Sunday, November 3, 2013

November 3 - Ordinary Time

Today’s Scriptures: Lectionary selections from the Revised Common Lectionary Year C
Isaiah 1:10-18
Psalm 32
2 Thessalonians 1:1-4, 11-12
Luke 19:1-10
Today’s Reflection:
My biggest frustrations come when I have followed all the rules and directions and yet the results do not come out as anticipated. Usually, it’s a recipe that proves my frustration and emotional undoing. The cake didn’t rise or fell apart in crumbs. Cooking, baking in particular, follows set scientific rules, so any slight deviation leads to chaos. Many people seek to have a similar set of rules for religion but today’s scriptures remind us that our attitude has much more to do with meaningful faith than any set of rules.

The people Isaiah spoke to followed the rules on every occasion. When it came to ritual they had it down. They never missed a chance to come for worship. God replied to them, “STOP IT. I am weary of your worship.” God’s frustration came because the attitude of the people did not honor him. They followed the law yet showed no care for people in the world around them.  God’s direction proves challenging to us even today: stop worshiping and start doing good - take care of the needy and I’ll take care of you.

The story of Zacchaeus in Luke reinforces the idea that attitude matters more than fidelity to a worship plan. Zacchaeus was not liked or respected by the community. As an agent of the Romans, his job put him in conflict with the people, but his encounter with with Christ turned his attitude toward one of justice for all.

The prophets and Christ brought us a unified message: take care of the needy. Rules are easy to follow. A highly structured worship service is easy to attend. Ceasing to do evil; learning to do good; seeking justice; rescuing the oppressed; defending the orphan; pleading for the widow are hard. Worship, though, is worthless unless the work we do outside the church house represent God. God’s saints build his kingdom and almost none of that work is done inside a sanctuary.
Revised Common Lectionary Daily Readings, copyright © 2005 Consultation on Common Texts. www.commontexts.org

Friday, November 1, 2013

Dia de los Muertos - All Saints Day

Today’s Scriptures: Lectionary selections from the Revised Common Lectionary Year C
Daniel 7:1-3, 15-18
Ephesians 1:11-23
Luke 6:20-31
Today’s Reflection:
Anyone who has lost a loved one knows the pain, real pain, grief brings. Today, a day we set aside to remember those who have , passed away could easily rival Good Friday as the most depressing day on the Christian calendar. In English we call it “All Saints Day,” elevating our dead to a revered status, but in Spanish, “Dia de los Muertos” translates to “Day of the Dead!” We avoid “dead” and “died” in English as much as possible. No matter how we euphemise the end of our physical life we associate it with sadness. Regardless of what we would imagine the day to be it is actually a joyous celebration that rivals Easter. Today’s scriptures use words like forever, glorious inheritance, blessed! Today we replace tears with smiles.
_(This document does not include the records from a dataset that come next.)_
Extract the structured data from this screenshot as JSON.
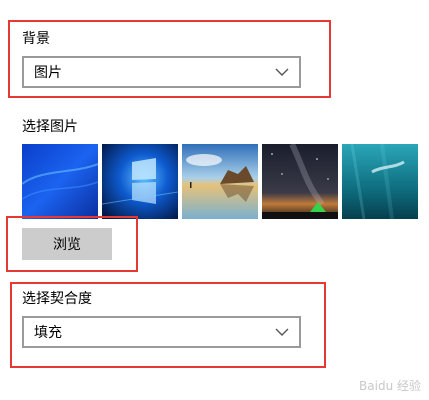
{
  "background": {
    "label": "背景",
    "value": "图片"
  },
  "picture_picker": {
    "label": "选择图片",
    "thumbnails": [
      {
        "name": "windows-blue-abstract"
      },
      {
        "name": "windows-10-logo-light"
      },
      {
        "name": "beach-rock-formation"
      },
      {
        "name": "starry-night-tent"
      },
      {
        "name": "underwater-swimmer"
      }
    ],
    "browse_label": "浏览"
  },
  "fit": {
    "label": "选择契合度",
    "value": "填充"
  },
  "colors": {
    "highlight": "#e53935",
    "dropdown_border": "#9a9a9a",
    "button_bg": "#cccccc"
  },
  "watermark": "Baidu 经验"
}
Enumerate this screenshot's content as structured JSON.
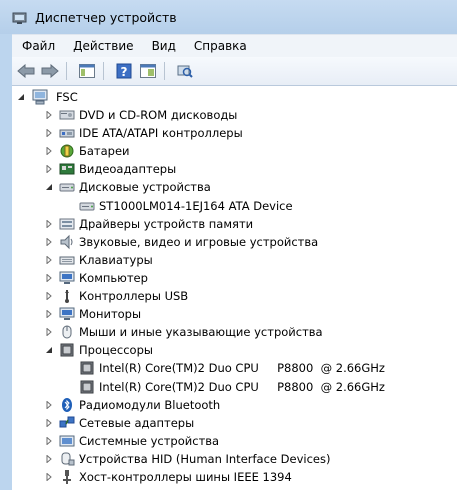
{
  "window": {
    "title": "Диспетчер устройств"
  },
  "menu": [
    "Файл",
    "Действие",
    "Вид",
    "Справка"
  ],
  "toolbar": {
    "buttons": [
      "back-arrow-icon",
      "forward-arrow-icon",
      "console-tree-icon",
      "help-icon",
      "properties-icon",
      "scan-hardware-icon"
    ]
  },
  "tree": {
    "root": {
      "label": "FSC",
      "expanded": true
    },
    "items": [
      {
        "label": "DVD и CD-ROM дисководы",
        "icon": "dvd-drive-icon",
        "level": 1,
        "state": "collapsed"
      },
      {
        "label": "IDE ATA/ATAPI контроллеры",
        "icon": "ide-controller-icon",
        "level": 1,
        "state": "collapsed"
      },
      {
        "label": "Батареи",
        "icon": "battery-icon",
        "level": 1,
        "state": "collapsed"
      },
      {
        "label": "Видеоадаптеры",
        "icon": "display-adapter-icon",
        "level": 1,
        "state": "collapsed"
      },
      {
        "label": "Дисковые устройства",
        "icon": "disk-drive-icon",
        "level": 1,
        "state": "expanded"
      },
      {
        "label": "ST1000LM014-1EJ164 ATA Device",
        "icon": "disk-drive-icon",
        "level": 2,
        "state": "leaf"
      },
      {
        "label": "Драйверы устройств памяти",
        "icon": "storage-driver-icon",
        "level": 1,
        "state": "collapsed"
      },
      {
        "label": "Звуковые, видео и игровые устройства",
        "icon": "speaker-icon",
        "level": 1,
        "state": "collapsed"
      },
      {
        "label": "Клавиатуры",
        "icon": "keyboard-icon",
        "level": 1,
        "state": "collapsed"
      },
      {
        "label": "Компьютер",
        "icon": "computer-icon",
        "level": 1,
        "state": "collapsed"
      },
      {
        "label": "Контроллеры USB",
        "icon": "usb-icon",
        "level": 1,
        "state": "collapsed"
      },
      {
        "label": "Мониторы",
        "icon": "monitor-icon",
        "level": 1,
        "state": "collapsed"
      },
      {
        "label": "Мыши и иные указывающие устройства",
        "icon": "mouse-icon",
        "level": 1,
        "state": "collapsed"
      },
      {
        "label": "Процессоры",
        "icon": "processor-icon",
        "level": 1,
        "state": "expanded"
      },
      {
        "label": "Intel(R) Core(TM)2 Duo CPU     P8800  @ 2.66GHz",
        "icon": "processor-icon",
        "level": 2,
        "state": "leaf"
      },
      {
        "label": "Intel(R) Core(TM)2 Duo CPU     P8800  @ 2.66GHz",
        "icon": "processor-icon",
        "level": 2,
        "state": "leaf"
      },
      {
        "label": "Радиомодули Bluetooth",
        "icon": "bluetooth-icon",
        "level": 1,
        "state": "collapsed"
      },
      {
        "label": "Сетевые адаптеры",
        "icon": "network-adapter-icon",
        "level": 1,
        "state": "collapsed"
      },
      {
        "label": "Системные устройства",
        "icon": "system-devices-icon",
        "level": 1,
        "state": "collapsed"
      },
      {
        "label": "Устройства HID (Human Interface Devices)",
        "icon": "hid-icon",
        "level": 1,
        "state": "collapsed"
      },
      {
        "label": "Хост-контроллеры шины IEEE 1394",
        "icon": "ieee1394-icon",
        "level": 1,
        "state": "collapsed"
      }
    ]
  }
}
Over the years I have observed that when the grief of loss has subsided, almost every memory we recall of your loved ones brings a smile or outright laughter. Those memories give us comfort and a keep us connected to those who have passed. While we celebrate their lives here, we rejoice that they have moved toward Heaven.

Each of the Scriptures for today points us to that heavenly eternity with those who believe. It is something for us to constantly seek while in this life. And on days like today, it assures us in our remembrances of those who came before us.
Revised Common Lectionary Daily Readings, copyright © 2005 Consultation on Common Texts. www.commontexts.org